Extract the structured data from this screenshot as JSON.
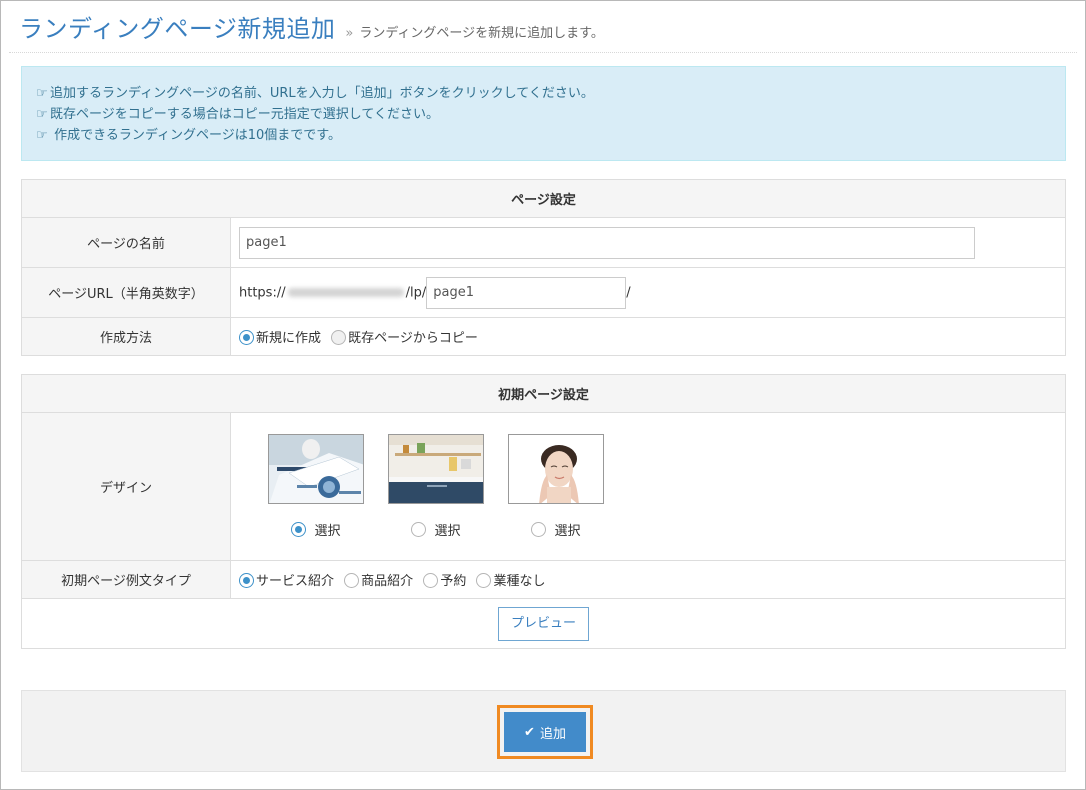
{
  "header": {
    "title": "ランディングページ新規追加",
    "raquo": "»",
    "subtitle": "ランディングページを新規に追加します。"
  },
  "info": {
    "lines": [
      "追加するランディングページの名前、URLを入力し「追加」ボタンをクリックしてください。",
      "既存ページをコピーする場合はコピー元指定で選択してください。",
      " 作成できるランディングページは10個までです。"
    ]
  },
  "page_settings": {
    "section_title": "ページ設定",
    "name_label": "ページの名前",
    "name_value": "page1",
    "url_label": "ページURL（半角英数字）",
    "url_prefix": "https://",
    "url_middle": "/lp/",
    "url_value": "page1",
    "url_suffix": "/",
    "method_label": "作成方法",
    "method_options": [
      "新規に作成",
      "既存ページからコピー"
    ]
  },
  "initial_settings": {
    "section_title": "初期ページ設定",
    "design_label": "デザイン",
    "design_select_label": "選択",
    "type_label": "初期ページ例文タイプ",
    "type_options": [
      "サービス紹介",
      "商品紹介",
      "予約",
      "業種なし"
    ],
    "preview_label": "プレビュー"
  },
  "footer": {
    "add_label": "追加"
  },
  "colors": {
    "accent": "#428bca",
    "highlight": "#f08a22",
    "info_bg": "#d9edf7"
  }
}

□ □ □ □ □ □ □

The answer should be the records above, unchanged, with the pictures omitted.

### EXPECTED ANSWER
Extract the structured data from this screenshot as JSON.
{
  "header": {
    "title": "ランディングページ新規追加",
    "raquo": "»",
    "subtitle": "ランディングページを新規に追加します。"
  },
  "info": {
    "lines": [
      "追加するランディングページの名前、URLを入力し「追加」ボタンをクリックしてください。",
      "既存ページをコピーする場合はコピー元指定で選択してください。",
      " 作成できるランディングページは10個までです。"
    ]
  },
  "page_settings": {
    "section_title": "ページ設定",
    "name_label": "ページの名前",
    "name_value": "page1",
    "url_label": "ページURL（半角英数字）",
    "url_prefix": "https://",
    "url_middle": "/lp/",
    "url_value": "page1",
    "url_suffix": "/",
    "method_label": "作成方法",
    "method_options": [
      "新規に作成",
      "既存ページからコピー"
    ]
  },
  "initial_settings": {
    "section_title": "初期ページ設定",
    "design_label": "デザイン",
    "design_select_label": "選択",
    "type_label": "初期ページ例文タイプ",
    "type_options": [
      "サービス紹介",
      "商品紹介",
      "予約",
      "業種なし"
    ],
    "preview_label": "プレビュー"
  },
  "footer": {
    "add_label": "追加"
  },
  "colors": {
    "accent": "#428bca",
    "highlight": "#f08a22",
    "info_bg": "#d9edf7"
  }
}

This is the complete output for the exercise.